In the lead up to the Tokyo 2020 Olympics, Campbell River rower Avalon Wasteneys and her crew are using the strict COVID-19 rules they face to focus on the task at hand.
Tokyo 2020 is the 23-year-old’s first Olympics, in which she will be stroking with the Canadian women’s eight that is set to race in qualifying heats on July 25. Wasteneys and her crew are now undergoing their final stretch of training from the Olympic Village, after having completed a two-week training camp in Sagamihara, a city southwest of Tokyo.
While others in Wasteneys’ boat have top competitive experience, including Rio 2016 Olympians Christine Roper, Susanne Grainger and Lisa Roman, and coxswain Kristen Kit, a Paralympian, none have familiarity competing on the world stage amid a pandemic.
“We’re just trying to focus on each other’s strengths and go in as a group and support each other as best we can,” said Wasteneys.
The team faces daily COVID-19 testing, strict cleaning protocols and isolation from other athletes. In the village, the boat crew is being housed in a single suite with adjoining rooms, without much in-person contact with the outside world.

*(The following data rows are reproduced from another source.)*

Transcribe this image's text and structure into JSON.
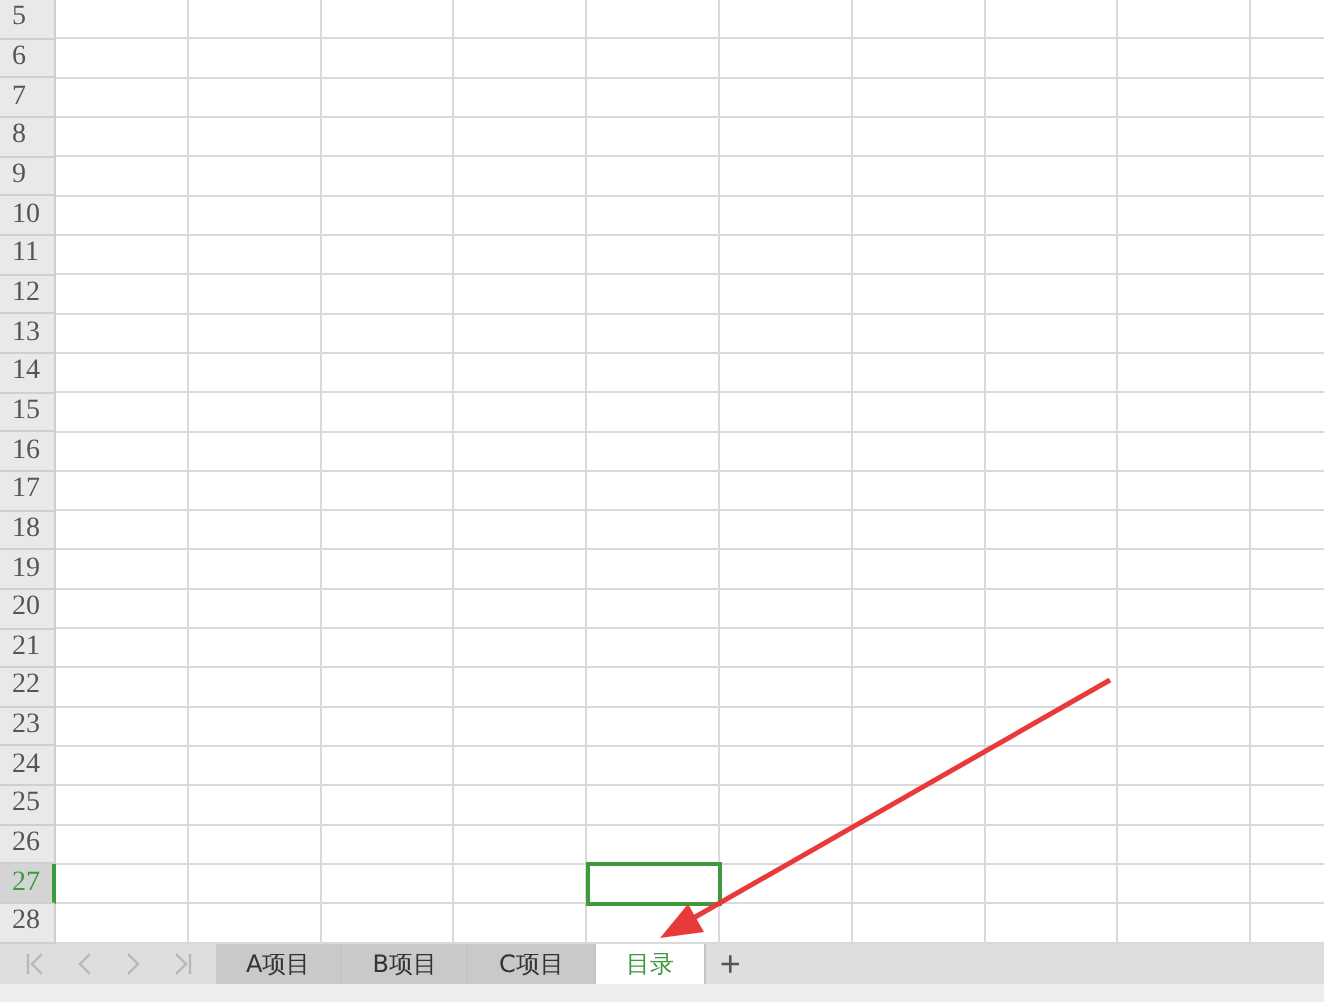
{
  "rows": [
    {
      "header": "5",
      "selected": false,
      "cells": [
        false,
        false,
        false,
        false,
        false,
        false,
        false,
        false,
        false,
        false
      ]
    },
    {
      "header": "6",
      "selected": false,
      "cells": [
        false,
        false,
        false,
        false,
        false,
        false,
        false,
        false,
        false,
        false
      ]
    },
    {
      "header": "7",
      "selected": false,
      "cells": [
        false,
        false,
        false,
        false,
        false,
        false,
        false,
        false,
        false,
        false
      ]
    },
    {
      "header": "8",
      "selected": false,
      "cells": [
        false,
        false,
        false,
        false,
        false,
        false,
        false,
        false,
        false,
        false
      ]
    },
    {
      "header": "9",
      "selected": false,
      "cells": [
        false,
        false,
        false,
        false,
        false,
        false,
        false,
        false,
        false,
        false
      ]
    },
    {
      "header": "10",
      "selected": false,
      "cells": [
        false,
        false,
        false,
        false,
        false,
        false,
        false,
        false,
        false,
        false
      ]
    },
    {
      "header": "11",
      "selected": false,
      "cells": [
        false,
        false,
        false,
        false,
        false,
        false,
        false,
        false,
        false,
        false
      ]
    },
    {
      "header": "12",
      "selected": false,
      "cells": [
        false,
        false,
        false,
        false,
        false,
        false,
        false,
        false,
        false,
        false
      ]
    },
    {
      "header": "13",
      "selected": false,
      "cells": [
        false,
        false,
        false,
        false,
        false,
        false,
        false,
        false,
        false,
        false
      ]
    },
    {
      "header": "14",
      "selected": false,
      "cells": [
        false,
        false,
        false,
        false,
        false,
        false,
        false,
        false,
        false,
        false
      ]
    },
    {
      "header": "15",
      "selected": false,
      "cells": [
        false,
        false,
        false,
        false,
        false,
        false,
        false,
        false,
        false,
        false
      ]
    },
    {
      "header": "16",
      "selected": false,
      "cells": [
        false,
        false,
        false,
        false,
        false,
        false,
        false,
        false,
        false,
        false
      ]
    },
    {
      "header": "17",
      "selected": false,
      "cells": [
        false,
        false,
        false,
        false,
        false,
        false,
        false,
        false,
        false,
        false
      ]
    },
    {
      "header": "18",
      "selected": false,
      "cells": [
        false,
        false,
        false,
        false,
        false,
        false,
        false,
        false,
        false,
        false
      ]
    },
    {
      "header": "19",
      "selected": false,
      "cells": [
        false,
        false,
        false,
        false,
        false,
        false,
        false,
        false,
        false,
        false
      ]
    },
    {
      "header": "20",
      "selected": false,
      "cells": [
        false,
        false,
        false,
        false,
        false,
        false,
        false,
        false,
        false,
        false
      ]
    },
    {
      "header": "21",
      "selected": false,
      "cells": [
        false,
        false,
        false,
        false,
        false,
        false,
        false,
        false,
        false,
        false
      ]
    },
    {
      "header": "22",
      "selected": false,
      "cells": [
        false,
        false,
        false,
        false,
        false,
        false,
        false,
        false,
        false,
        false
      ]
    },
    {
      "header": "23",
      "selected": false,
      "cells": [
        false,
        false,
        false,
        false,
        false,
        false,
        false,
        false,
        false,
        false
      ]
    },
    {
      "header": "24",
      "selected": false,
      "cells": [
        false,
        false,
        false,
        false,
        false,
        false,
        false,
        false,
        false,
        false
      ]
    },
    {
      "header": "25",
      "selected": false,
      "cells": [
        false,
        false,
        false,
        false,
        false,
        false,
        false,
        false,
        false,
        false
      ]
    },
    {
      "header": "26",
      "selected": false,
      "cells": [
        false,
        false,
        false,
        false,
        false,
        false,
        false,
        false,
        false,
        false
      ]
    },
    {
      "header": "27",
      "selected": true,
      "cells": [
        false,
        false,
        false,
        false,
        true,
        false,
        false,
        false,
        false,
        false
      ]
    },
    {
      "header": "28",
      "selected": false,
      "cells": [
        false,
        false,
        false,
        false,
        false,
        false,
        false,
        false,
        false,
        false
      ]
    }
  ],
  "sheet_tabs": [
    {
      "label": "A项目",
      "selected": false
    },
    {
      "label": "B项目",
      "selected": false
    },
    {
      "label": "C项目",
      "selected": false
    },
    {
      "label": "目录",
      "selected": true
    }
  ],
  "add_sheet": "+"
}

While the COVID-19 rules and protocols might seem tedious, Wasteneys thinks they could be beneficial to her crew’s performance.
“We really feel like this is a pretty awesome opportunity for us just to stay focused on ourselves and be completely internal,” she said. “We have no clue what the other crews have been doing; we are just going to focus on what we can do.”

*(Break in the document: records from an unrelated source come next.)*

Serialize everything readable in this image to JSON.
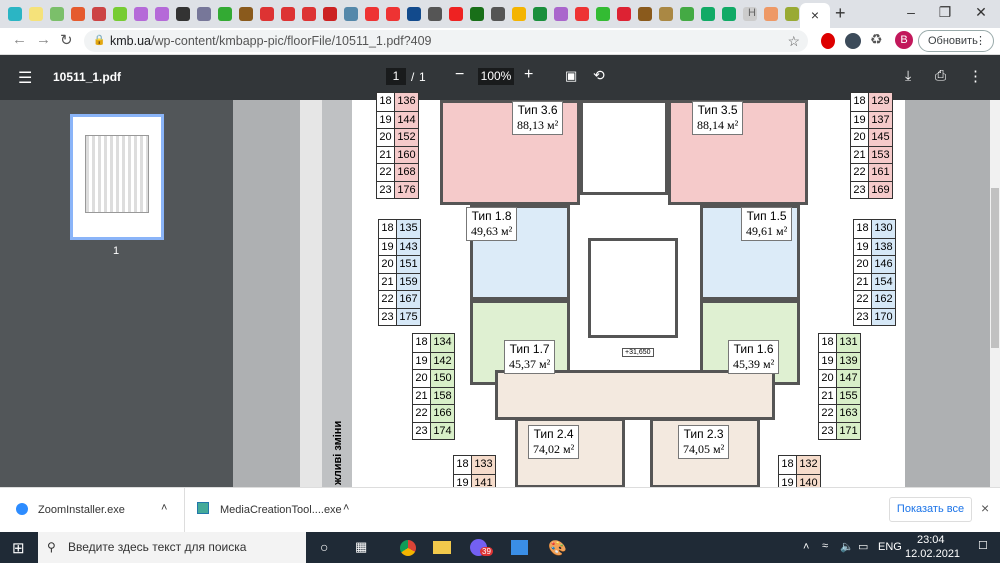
{
  "browser": {
    "url_host": "kmb.ua",
    "url_path": "/wp-content/kmbapp-pic/floorFile/10511_1.pdf?409",
    "update_label": "Обновить",
    "profile_initial": "B",
    "new_tab": "+",
    "close_tab": "×",
    "tab_letter": "H"
  },
  "pdf": {
    "title": "10511_1.pdf",
    "page_current": "1",
    "page_sep": "/",
    "page_total": "1",
    "zoom": "100%",
    "thumb_label": "1"
  },
  "plan": {
    "side_note": "жливі зміни",
    "level_mark": "+31,650",
    "apartments": [
      {
        "type": "Тип 3.6",
        "area": "88,13 м²"
      },
      {
        "type": "Тип 3.5",
        "area": "88,14 м²"
      },
      {
        "type": "Тип 1.8",
        "area": "49,63 м²"
      },
      {
        "type": "Тип 1.5",
        "area": "49,61 м²"
      },
      {
        "type": "Тип 1.7",
        "area": "45,37 м²"
      },
      {
        "type": "Тип 1.6",
        "area": "45,39 м²"
      },
      {
        "type": "Тип 2.4",
        "area": "74,02 м²"
      },
      {
        "type": "Тип 2.3",
        "area": "74,05 м²"
      }
    ],
    "tables": [
      {
        "color": "#f5caca",
        "rows": [
          [
            "18",
            "136"
          ],
          [
            "19",
            "144"
          ],
          [
            "20",
            "152"
          ],
          [
            "21",
            "160"
          ],
          [
            "22",
            "168"
          ],
          [
            "23",
            "176"
          ]
        ]
      },
      {
        "color": "#f5caca",
        "rows": [
          [
            "18",
            "129"
          ],
          [
            "19",
            "137"
          ],
          [
            "20",
            "145"
          ],
          [
            "21",
            "153"
          ],
          [
            "22",
            "161"
          ],
          [
            "23",
            "169"
          ]
        ]
      },
      {
        "color": "#d6e8f7",
        "rows": [
          [
            "18",
            "135"
          ],
          [
            "19",
            "143"
          ],
          [
            "20",
            "151"
          ],
          [
            "21",
            "159"
          ],
          [
            "22",
            "167"
          ],
          [
            "23",
            "175"
          ]
        ]
      },
      {
        "color": "#d6e8f7",
        "rows": [
          [
            "18",
            "130"
          ],
          [
            "19",
            "138"
          ],
          [
            "20",
            "146"
          ],
          [
            "21",
            "154"
          ],
          [
            "22",
            "162"
          ],
          [
            "23",
            "170"
          ]
        ]
      },
      {
        "color": "#d8efc8",
        "rows": [
          [
            "18",
            "134"
          ],
          [
            "19",
            "142"
          ],
          [
            "20",
            "150"
          ],
          [
            "21",
            "158"
          ],
          [
            "22",
            "166"
          ],
          [
            "23",
            "174"
          ]
        ]
      },
      {
        "color": "#d8efc8",
        "rows": [
          [
            "18",
            "131"
          ],
          [
            "19",
            "139"
          ],
          [
            "20",
            "147"
          ],
          [
            "21",
            "155"
          ],
          [
            "22",
            "163"
          ],
          [
            "23",
            "171"
          ]
        ]
      },
      {
        "color": "#f6dccb",
        "rows": [
          [
            "18",
            "133"
          ],
          [
            "19",
            "141"
          ]
        ]
      },
      {
        "color": "#f6dccb",
        "rows": [
          [
            "18",
            "132"
          ],
          [
            "19",
            "140"
          ]
        ]
      }
    ]
  },
  "downloads": {
    "items": [
      {
        "name": "ZoomInstaller.exe"
      },
      {
        "name": "MediaCreationTool....exe"
      }
    ],
    "show_all": "Показать все",
    "close": "×"
  },
  "taskbar": {
    "search_placeholder": "Введите здесь текст для поиска",
    "lang": "ENG",
    "time": "23:04",
    "date": "12.02.2021",
    "badge": "39"
  }
}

The result of these restrictions — on top of months of training — is a tight relationship between the boat’s crew.
As a younger athlete and first-time Olympian, Wasteneys is grateful she will not be distracted by the typical sights and sounds of the games.
“I’m here for racing,” she said. “I’m not here to socialize and have fun and all that; I’m here to perform.”
While Wasteneys holds no hesitation that the crew wants to win gold, they are working to maximize their own performance, regardless of external competition.